Studying socially mobile individuals who manage to transition highlights the real value of diversity; that is to say, the cultural baggage and innovative ideas brought by different people to truly diverse teams. The diversity debate is flawed in that it ignores social class and does not emphasise enough the unique point of view brought by different candidates to the table. It is not sufficient to include disadvantaged candidates from a wider pool of talent if they feel forced to give up their original “cultural” toolkit to learn the typical upper-class “set of rules” they feel so unfamiliar with in the first place. For a business, the risk of forcing people to cover their being “outsiders” is losing the unique competitive advantage brought by truly diverse teams; for a country, the risk of ignoring the (struggling) middle class and working-class point of view is that they might lead to surprising results such as Brexit or the 2016 Presidential Elections in the States. I think these were unexpected outcomes for businesses, politicians and media perhaps because their composition is not reflective of the society we live in: failing to include lower-class ideas in the political debate as well as in corporate professions and media discourse leads to political polarization and dangerous outcomes such as populism.

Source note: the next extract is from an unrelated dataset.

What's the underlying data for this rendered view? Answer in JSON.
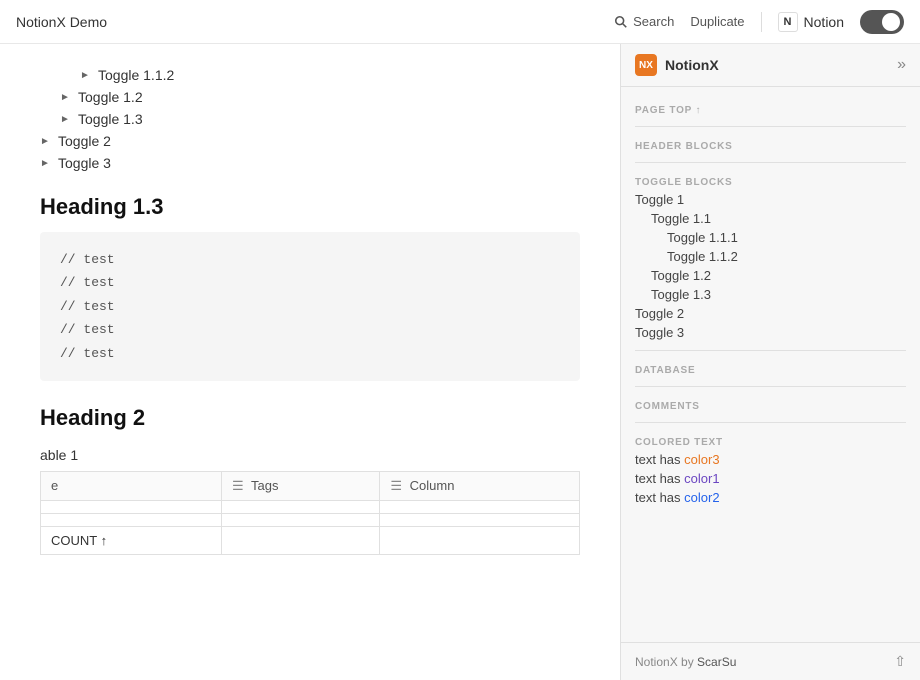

I am not suggesting that there is one class “cultural toolkit” (as Sean Martin puts it) that is better than the other: with this article, I aim to suggest that diversity should be about making people feel comfortable enough to be themselves when working along with their colleagues. They should not feel as outsiders entering the unknown when approaching a more corporate environment; they should feel entitled to bring their unique way of thinking, behaving and solving problems without having to adapt to what is traditionally perceived as being “professional” – in other words, without feeling compelled to adopt upper-middle-class values. Moreover, I believe it is a good thing when people are challenged to acquire a new understanding or “cultural toolkit”, but this should be a two-way effort, rather than the sole responsibility of those who have been traditionally excluded. The businesses which will be truly successful and innovative are those that will encourage minorities and disadvantaged applicants to be themselves, rather than the clever, empathic, hard-working “imitators” of a set of rules imposed by others. On the other hand, the sense of displacement described by social class transitioners is partially positive in that they are forced to acquire adaptability and empathy to “survive” a prestigious workplace: I wonder if the traditionally “privileged” classes would also benefit from being encouraged to understand the traditional “outsiders”, thus acquiring the same empathy and adaptability that make social transitioners so valuable in the workplace. Moreover, we need to encourage greater exchange of ideas and points of view in the media and political debate: “cross-class” mixing is the key not only for more productive and socially just workplaces, but also for less divided, more stable countries.